Lutter’s mastery of time gives an alternative vision of mobility in the modern world, of the transformation of spaces, of transition, of transportation, and of the slow metamorphosis of cities. San Giorgio, Venice V: January 18, 2008, the famous venetian cathedral, Temple of Nettuno, Paestum, XIX: October 18, 2015, in the heart of Roma, or Empire State Building, III: November 28, 2014 are examples of landscapes that will be presented in this exhibition.
For this exhibition, Vera Lutter reveals also a photograph of her project called Clock Tower. This project took place in a building on Main Street n°1 in Brooklyn, New York, which is topped by a monumental clock tower. Constructed in 1914 on a rectangular footprint, each side of the building points to one of the four cardinal directions of the compass. The Clock Tower building is perfectly square, and each of the four sides houses a gigantic clockface. Backed with clear glass, the clocks allow for an exchange of light. During the day the large clock-windows illuminate the space within, and at night the interior space illuminates the clock faces. Through the clocks, views of four different New York neighborhoods are visible. The spinning indicators of the clocks interrupt each view and give evidence to the passage of time. In this space, Lutter recorded the four different vistas framed by the spinning indicators using a room-sized camera obscura.
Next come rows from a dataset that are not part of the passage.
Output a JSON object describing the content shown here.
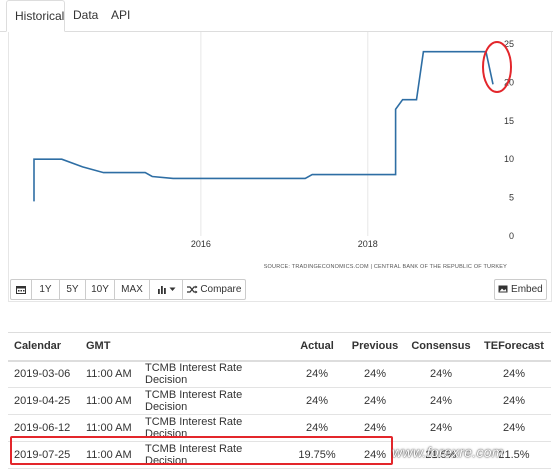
{
  "tabs": [
    {
      "label": "Historical",
      "active": true
    },
    {
      "label": "Data",
      "active": false
    },
    {
      "label": "API",
      "active": false
    }
  ],
  "chart_data": {
    "type": "line",
    "title": "",
    "xlabel": "",
    "ylabel": "",
    "x_ticks": [
      "2016",
      "2018"
    ],
    "y_ticks": [
      0,
      5,
      10,
      15,
      20,
      25
    ],
    "ylim": [
      0,
      25
    ],
    "series": [
      {
        "color": "#2e6ea4",
        "points": [
          [
            "2014-01",
            4.5
          ],
          [
            "2014-01",
            10
          ],
          [
            "2014-05",
            10
          ],
          [
            "2014-08",
            9
          ],
          [
            "2014-11",
            8.25
          ],
          [
            "2015-02",
            8.25
          ],
          [
            "2015-05",
            8.25
          ],
          [
            "2015-06",
            7.75
          ],
          [
            "2015-09",
            7.5
          ],
          [
            "2016-01",
            7.5
          ],
          [
            "2016-06",
            7.5
          ],
          [
            "2017-01",
            7.5
          ],
          [
            "2017-04",
            7.5
          ],
          [
            "2017-05",
            8.0
          ],
          [
            "2018-01",
            8.0
          ],
          [
            "2018-05",
            8.0
          ],
          [
            "2018-05",
            16.5
          ],
          [
            "2018-06",
            17.75
          ],
          [
            "2018-08",
            17.75
          ],
          [
            "2018-09",
            24
          ],
          [
            "2019-06",
            24
          ],
          [
            "2019-07",
            19.75
          ]
        ]
      }
    ],
    "source": "SOURCE: TRADINGECONOMICS.COM | CENTRAL BANK OF THE REPUBLIC OF TURKEY",
    "grid": true
  },
  "toolbar": {
    "range_buttons": [
      "1Y",
      "5Y",
      "10Y",
      "MAX"
    ],
    "compare_label": "Compare",
    "embed_label": "Embed",
    "calendar_icon": "calendar-icon",
    "chart_type_icon": "bar-chart-icon",
    "compare_icon": "shuffle-icon",
    "embed_icon": "image-icon"
  },
  "calendar": {
    "headers": [
      "Calendar",
      "GMT",
      "",
      "Actual",
      "Previous",
      "Consensus",
      "TEForecast"
    ],
    "rows": [
      [
        "2019-03-06",
        "11:00 AM",
        "TCMB Interest Rate Decision",
        "24%",
        "24%",
        "24%",
        "24%"
      ],
      [
        "2019-04-25",
        "11:00 AM",
        "TCMB Interest Rate Decision",
        "24%",
        "24%",
        "24%",
        "24%"
      ],
      [
        "2019-06-12",
        "11:00 AM",
        "TCMB Interest Rate Decision",
        "24%",
        "24%",
        "24%",
        "24%"
      ],
      [
        "2019-07-25",
        "11:00 AM",
        "TCMB Interest Rate Decision",
        "19.75%",
        "24%",
        "21.5%",
        "21.5%"
      ]
    ]
  },
  "annotation_colors": {
    "highlight": "#e3262b",
    "line": "#2e6ea4"
  },
  "watermark": "www.forexre.com"
}
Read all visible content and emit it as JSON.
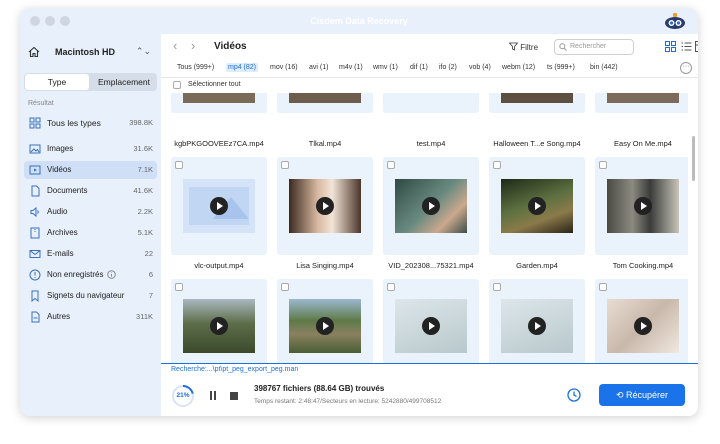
{
  "window": {
    "title": "Cisdem Data Recovery",
    "accent_color": "#1a73e8"
  },
  "sidebar": {
    "drive": "Macintosh  HD",
    "segment": {
      "type": "Type",
      "location": "Emplacement"
    },
    "result_label": "Résultat",
    "categories": [
      {
        "label": "Tous les types",
        "count": "398.8K",
        "icon": "all-types-icon"
      },
      {
        "label": "Images",
        "count": "31.6K",
        "icon": "image-icon"
      },
      {
        "label": "Vidéos",
        "count": "7.1K",
        "icon": "video-icon"
      },
      {
        "label": "Documents",
        "count": "41.6K",
        "icon": "document-icon"
      },
      {
        "label": "Audio",
        "count": "2.2K",
        "icon": "audio-icon"
      },
      {
        "label": "Archives",
        "count": "5.1K",
        "icon": "archive-icon"
      },
      {
        "label": "E-mails",
        "count": "22",
        "icon": "email-icon"
      },
      {
        "label": "Non enregistrés",
        "count": "6",
        "icon": "unsaved-icon"
      },
      {
        "label": "Signets du navigateur",
        "count": "7",
        "icon": "bookmark-icon"
      },
      {
        "label": "Autres",
        "count": "311K",
        "icon": "others-icon"
      }
    ]
  },
  "toolbar": {
    "folder_title": "Vidéos",
    "filter_label": "Filtre",
    "search_placeholder": "Rechercher"
  },
  "format_tabs": [
    "Tous (999+)",
    "mp4 (82)",
    "mov (16)",
    "avi (1)",
    "m4v (1)",
    "wmv (1)",
    "dif (1)",
    "ifo (2)",
    "vob (4)",
    "webm (12)",
    "ts (999+)",
    "bin (442)"
  ],
  "select_all_label": "Sélectionner tout",
  "files_row1": [
    "kgbPKGOOVEEz7CA.mp4",
    "Tlkal.mp4",
    "test.mp4",
    "Halloween T...e Song.mp4",
    "Easy On Me.mp4"
  ],
  "files_row2": [
    "vlc-output.mp4",
    "Lisa Singing.mp4",
    "VID_202308...75321.mp4",
    "Garden.mp4",
    "Tom Cooking.mp4"
  ],
  "path_text": "Recherche:...\\pt\\pt_peg_export_peg.man",
  "status": {
    "progress_percent": "21%",
    "files_found": "398767 fichiers (88.64 GB) trouvés",
    "time_remaining": "Temps restant: 2:48:47/Secteurs en lecture: 5242880/499708512"
  },
  "recover_label": "Récupérer"
}
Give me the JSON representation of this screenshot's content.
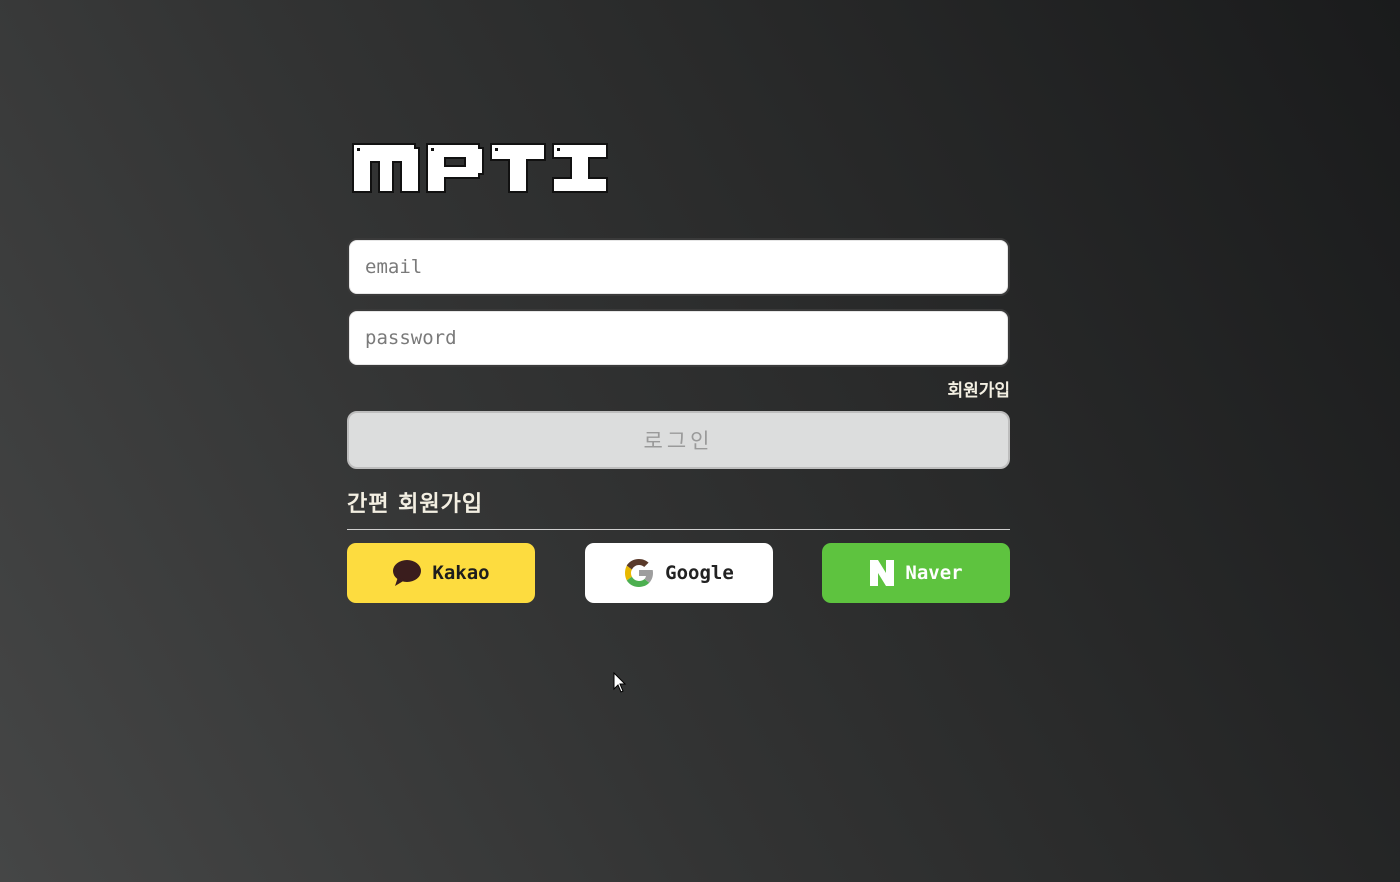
{
  "app": {
    "logo_text": "MPTI"
  },
  "login_form": {
    "email_placeholder": "email",
    "password_placeholder": "password",
    "signup_link": "회원가입",
    "login_button": "로그인"
  },
  "social_login": {
    "title": "간편 회원가입",
    "buttons": [
      {
        "label": "Kakao",
        "icon": "kakao-speech-bubble-icon",
        "color": "#fddc3f"
      },
      {
        "label": "Google",
        "icon": "google-g-icon",
        "color": "#ffffff"
      },
      {
        "label": "Naver",
        "icon": "naver-n-icon",
        "color": "#5ec33f"
      }
    ]
  },
  "colors": {
    "text_accent": "#f3efe2",
    "login_disabled_bg": "#dcdddd"
  }
}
Vera Lutter was born in Germany, near Düsseldorf. She studied sculpture in Munich, then received her MFA in Photography and Related Media in 1995 at the School for Visual Arts in New York, where she lives today. Her work has been the focus of large museum exhibitions at the Kunsthalle in Basel, the Kunsthaus Graz, the Dia:Beacon in New York, Le Carré d’Art in Nîmes, and recently at the Museum of Fine Arts in Houston.
Vera Lutter is represented by the Galerie Xippas in Geneva, Max Hetzler Gallery in Berlin and the Gagosian Gallery in New York and Los Angeles.